More than one quarter of payphones in New York City’s subways do not work properly, according to two surveys released Wednesday.
The studies were conducted by New York Public Interest Research Group (NYPIRG) Straphangers’ Campaign. One of the studies reviewed 921 public phones at 100 subway stations, while the second tested payphones in the city’s busiest stations.
Payphones categorized as malfunctioning included no dial tone, blocked coin slots, missing or damaged headsets, inability to dial a 1-800 number, and phones that do not return coins.
In past contracts with Verizon, 95 percent of payphones were required to be in operation at all times. However, under the current contract, there is no minimum of payphones required to function.
According to the surveys, among the stations with the best payphone functionality, the best is Flushing-Main Street on the seven train station, while 68th Street-Hunter College on the six train station has the lowest standing with only 50 percent of its phones working.

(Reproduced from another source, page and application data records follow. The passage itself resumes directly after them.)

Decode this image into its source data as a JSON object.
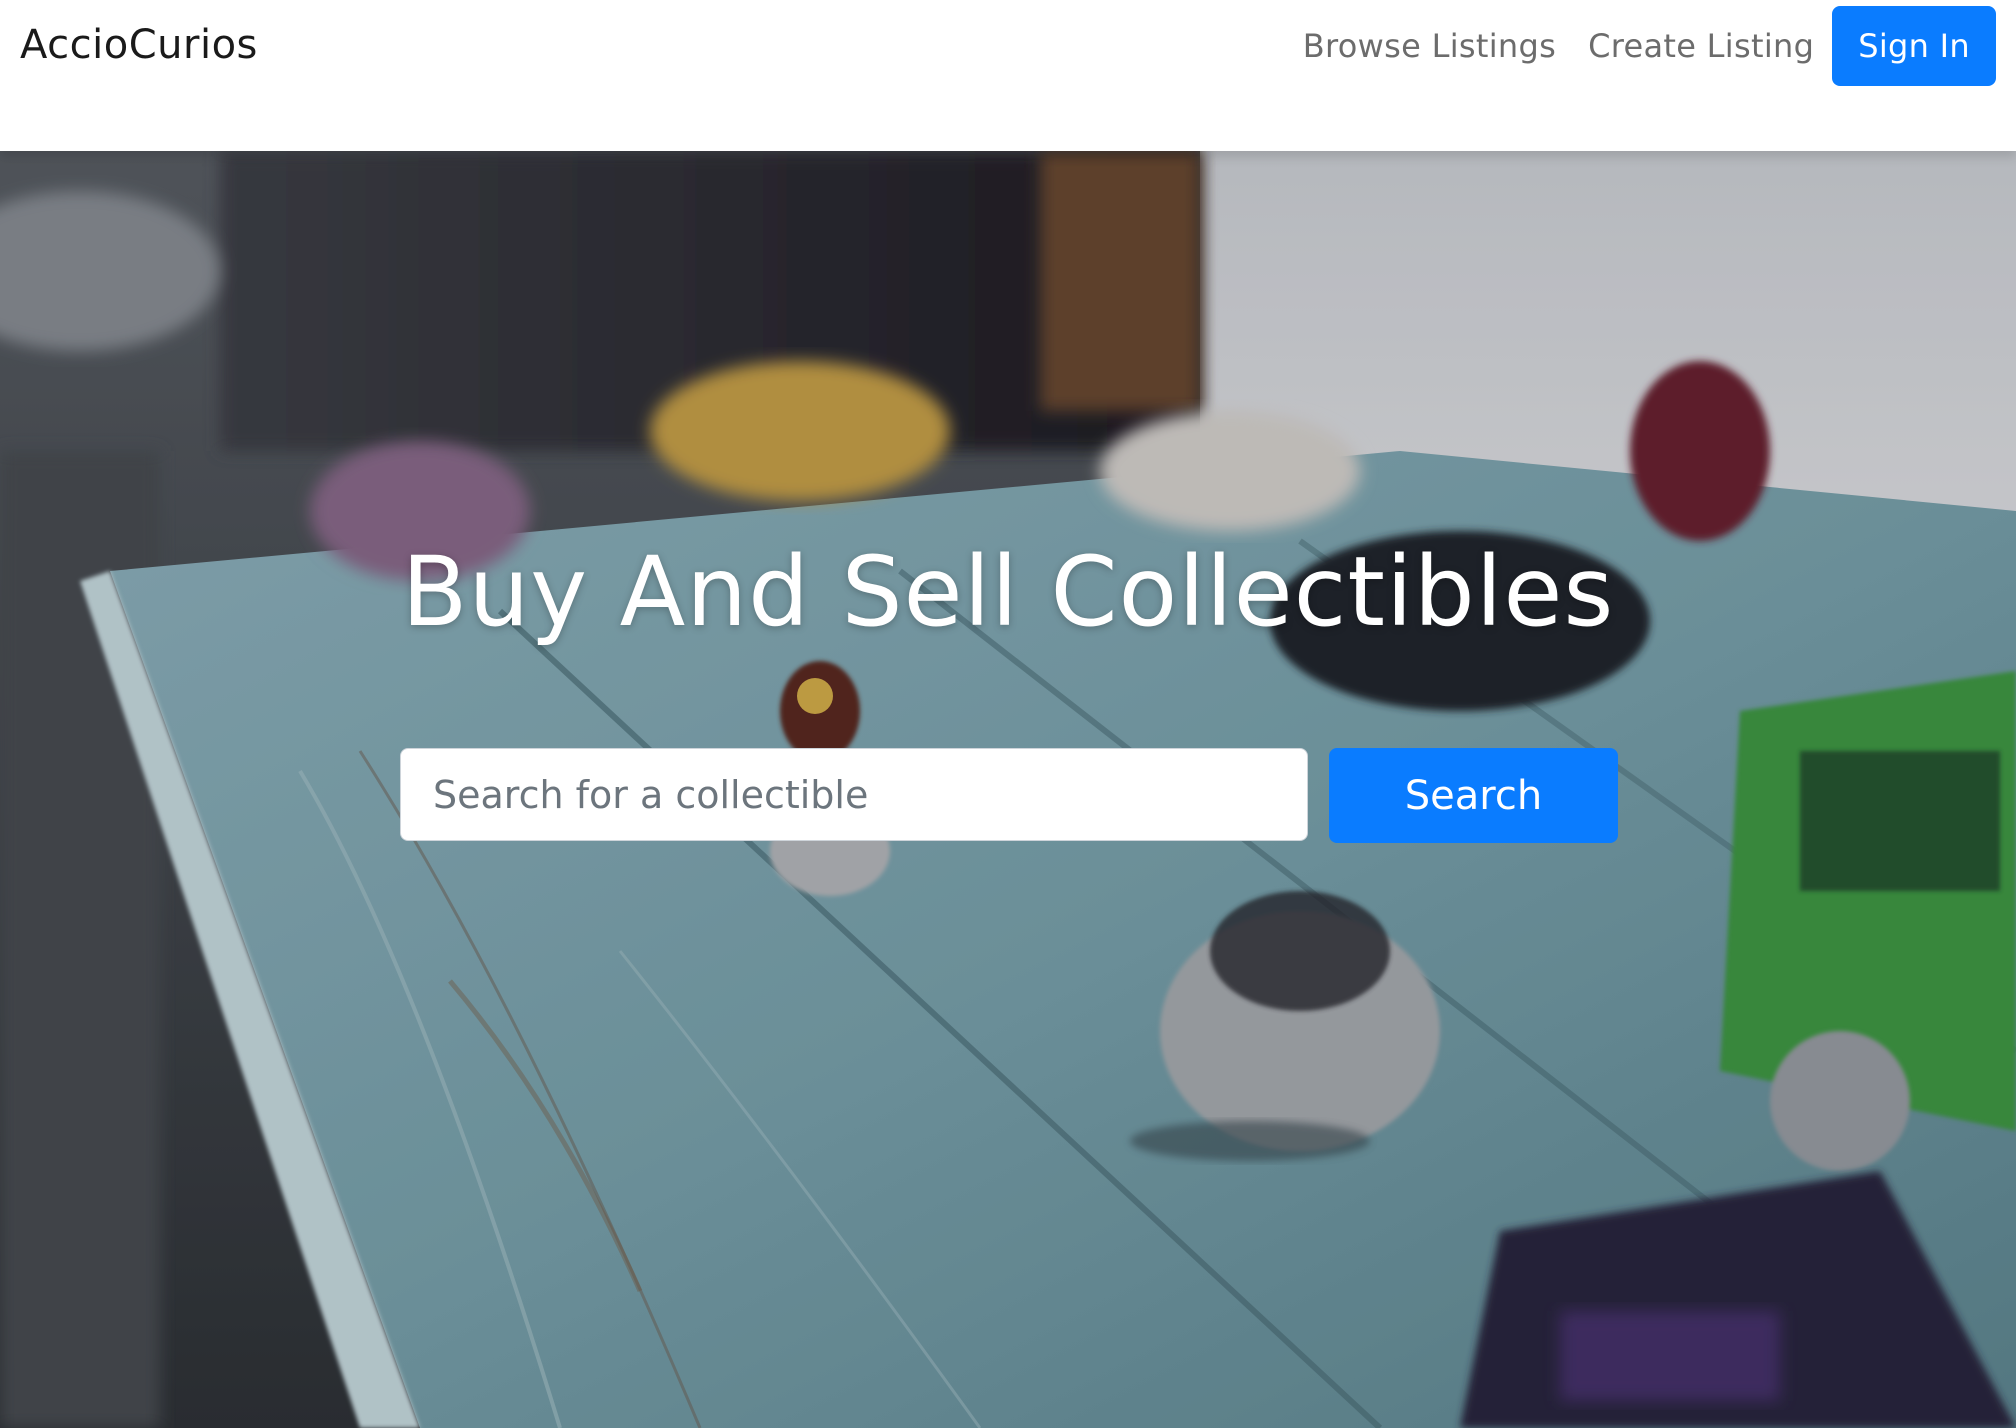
{
  "navbar": {
    "brand": "AccioCurios",
    "links": [
      {
        "label": "Browse Listings"
      },
      {
        "label": "Create Listing"
      }
    ],
    "signin_label": "Sign In"
  },
  "hero": {
    "title": "Buy And Sell Collectibles",
    "search": {
      "placeholder": "Search for a collectible",
      "value": "",
      "button_label": "Search"
    }
  },
  "colors": {
    "primary": "#0a7cff",
    "nav_text": "#6c6c6c",
    "brand_text": "#1a1a1a"
  }
}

An MTA survey, using different methodology yielded different results and showed better payphone performance.